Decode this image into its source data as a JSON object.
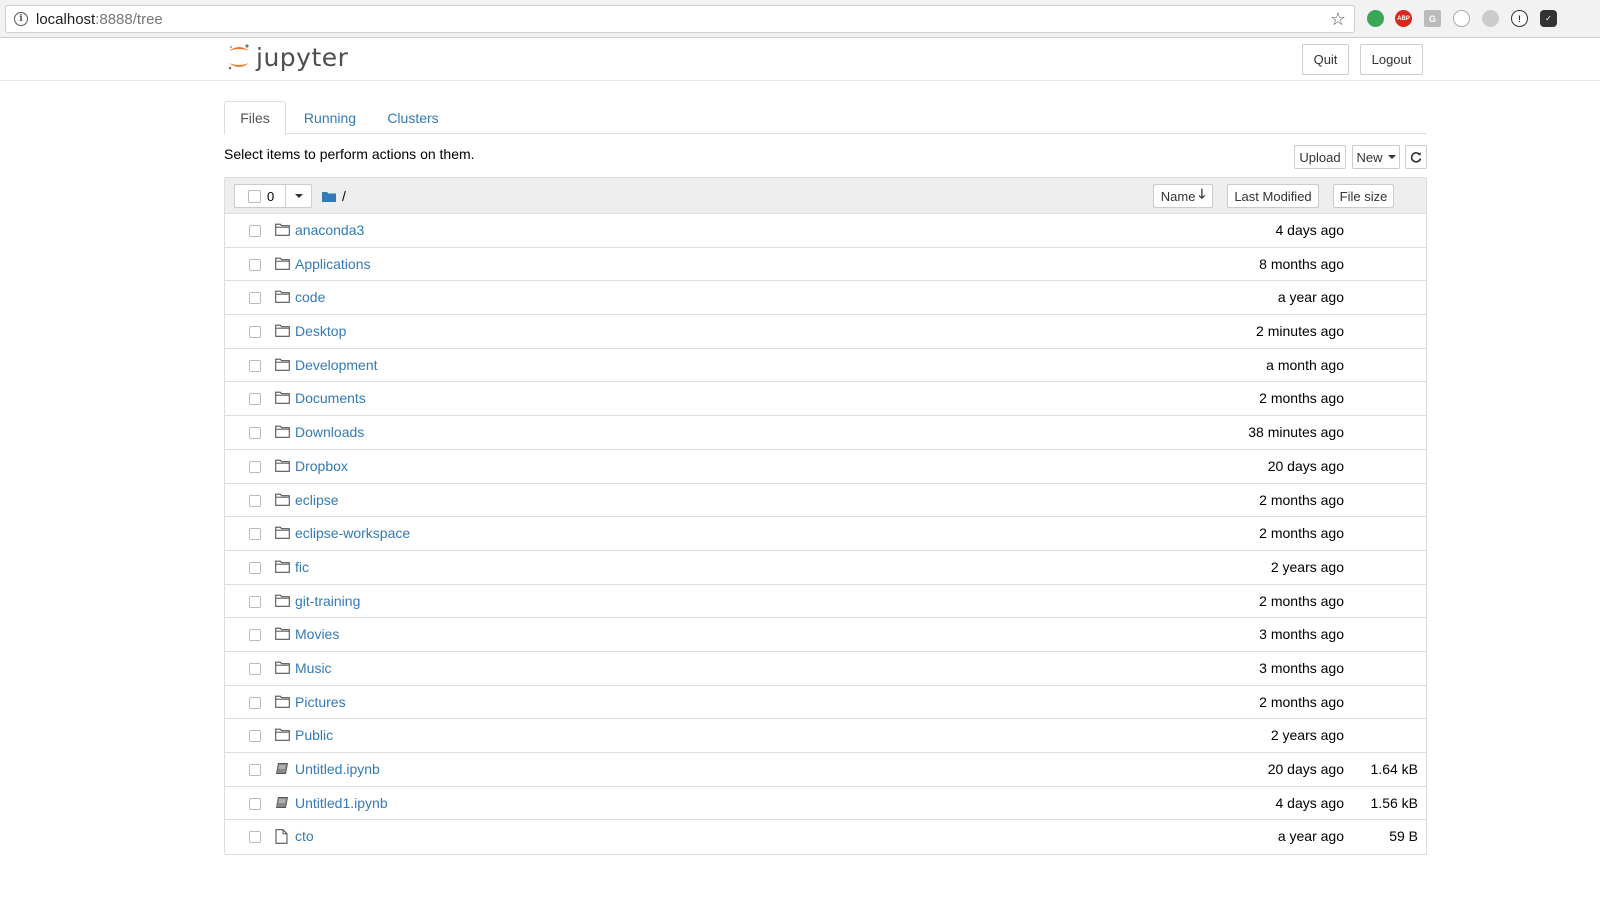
{
  "browser": {
    "url_host": "localhost",
    "url_rest": ":8888/tree"
  },
  "header": {
    "logo_text": "jupyter",
    "quit_label": "Quit",
    "logout_label": "Logout"
  },
  "tabs": [
    {
      "label": "Files",
      "active": true
    },
    {
      "label": "Running",
      "active": false
    },
    {
      "label": "Clusters",
      "active": false
    }
  ],
  "toolbar": {
    "hint": "Select items to perform actions on them.",
    "upload_label": "Upload",
    "new_label": "New"
  },
  "list_header": {
    "selected_count": "0",
    "path": "/",
    "sort_name_label": "Name",
    "sort_modified_label": "Last Modified",
    "sort_size_label": "File size"
  },
  "files": [
    {
      "name": "anaconda3",
      "type": "folder",
      "modified": "4 days ago",
      "size": ""
    },
    {
      "name": "Applications",
      "type": "folder",
      "modified": "8 months ago",
      "size": ""
    },
    {
      "name": "code",
      "type": "folder",
      "modified": "a year ago",
      "size": ""
    },
    {
      "name": "Desktop",
      "type": "folder",
      "modified": "2 minutes ago",
      "size": ""
    },
    {
      "name": "Development",
      "type": "folder",
      "modified": "a month ago",
      "size": ""
    },
    {
      "name": "Documents",
      "type": "folder",
      "modified": "2 months ago",
      "size": ""
    },
    {
      "name": "Downloads",
      "type": "folder",
      "modified": "38 minutes ago",
      "size": ""
    },
    {
      "name": "Dropbox",
      "type": "folder",
      "modified": "20 days ago",
      "size": ""
    },
    {
      "name": "eclipse",
      "type": "folder",
      "modified": "2 months ago",
      "size": ""
    },
    {
      "name": "eclipse-workspace",
      "type": "folder",
      "modified": "2 months ago",
      "size": ""
    },
    {
      "name": "fic",
      "type": "folder",
      "modified": "2 years ago",
      "size": ""
    },
    {
      "name": "git-training",
      "type": "folder",
      "modified": "2 months ago",
      "size": ""
    },
    {
      "name": "Movies",
      "type": "folder",
      "modified": "3 months ago",
      "size": ""
    },
    {
      "name": "Music",
      "type": "folder",
      "modified": "3 months ago",
      "size": ""
    },
    {
      "name": "Pictures",
      "type": "folder",
      "modified": "2 months ago",
      "size": ""
    },
    {
      "name": "Public",
      "type": "folder",
      "modified": "2 years ago",
      "size": ""
    },
    {
      "name": "Untitled.ipynb",
      "type": "notebook",
      "modified": "20 days ago",
      "size": "1.64 kB"
    },
    {
      "name": "Untitled1.ipynb",
      "type": "notebook",
      "modified": "4 days ago",
      "size": "1.56 kB"
    },
    {
      "name": "cto",
      "type": "file",
      "modified": "a year ago",
      "size": "59 B"
    }
  ],
  "colors": {
    "link": "#337ab7",
    "jupyter_orange": "#f37726"
  }
}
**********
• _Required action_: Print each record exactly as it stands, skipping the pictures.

• _Reply to the task_:
Decode this image into its source data as a JSON object.
{
  "browser": {
    "url_host": "localhost",
    "url_rest": ":8888/tree"
  },
  "header": {
    "logo_text": "jupyter",
    "quit_label": "Quit",
    "logout_label": "Logout"
  },
  "tabs": [
    {
      "label": "Files",
      "active": true
    },
    {
      "label": "Running",
      "active": false
    },
    {
      "label": "Clusters",
      "active": false
    }
  ],
  "toolbar": {
    "hint": "Select items to perform actions on them.",
    "upload_label": "Upload",
    "new_label": "New"
  },
  "list_header": {
    "selected_count": "0",
    "path": "/",
    "sort_name_label": "Name",
    "sort_modified_label": "Last Modified",
    "sort_size_label": "File size"
  },
  "files": [
    {
      "name": "anaconda3",
      "type": "folder",
      "modified": "4 days ago",
      "size": ""
    },
    {
      "name": "Applications",
      "type": "folder",
      "modified": "8 months ago",
      "size": ""
    },
    {
      "name": "code",
      "type": "folder",
      "modified": "a year ago",
      "size": ""
    },
    {
      "name": "Desktop",
      "type": "folder",
      "modified": "2 minutes ago",
      "size": ""
    },
    {
      "name": "Development",
      "type": "folder",
      "modified": "a month ago",
      "size": ""
    },
    {
      "name": "Documents",
      "type": "folder",
      "modified": "2 months ago",
      "size": ""
    },
    {
      "name": "Downloads",
      "type": "folder",
      "modified": "38 minutes ago",
      "size": ""
    },
    {
      "name": "Dropbox",
      "type": "folder",
      "modified": "20 days ago",
      "size": ""
    },
    {
      "name": "eclipse",
      "type": "folder",
      "modified": "2 months ago",
      "size": ""
    },
    {
      "name": "eclipse-workspace",
      "type": "folder",
      "modified": "2 months ago",
      "size": ""
    },
    {
      "name": "fic",
      "type": "folder",
      "modified": "2 years ago",
      "size": ""
    },
    {
      "name": "git-training",
      "type": "folder",
      "modified": "2 months ago",
      "size": ""
    },
    {
      "name": "Movies",
      "type": "folder",
      "modified": "3 months ago",
      "size": ""
    },
    {
      "name": "Music",
      "type": "folder",
      "modified": "3 months ago",
      "size": ""
    },
    {
      "name": "Pictures",
      "type": "folder",
      "modified": "2 months ago",
      "size": ""
    },
    {
      "name": "Public",
      "type": "folder",
      "modified": "2 years ago",
      "size": ""
    },
    {
      "name": "Untitled.ipynb",
      "type": "notebook",
      "modified": "20 days ago",
      "size": "1.64 kB"
    },
    {
      "name": "Untitled1.ipynb",
      "type": "notebook",
      "modified": "4 days ago",
      "size": "1.56 kB"
    },
    {
      "name": "cto",
      "type": "file",
      "modified": "a year ago",
      "size": "59 B"
    }
  ],
  "colors": {
    "link": "#337ab7",
    "jupyter_orange": "#f37726"
  }
}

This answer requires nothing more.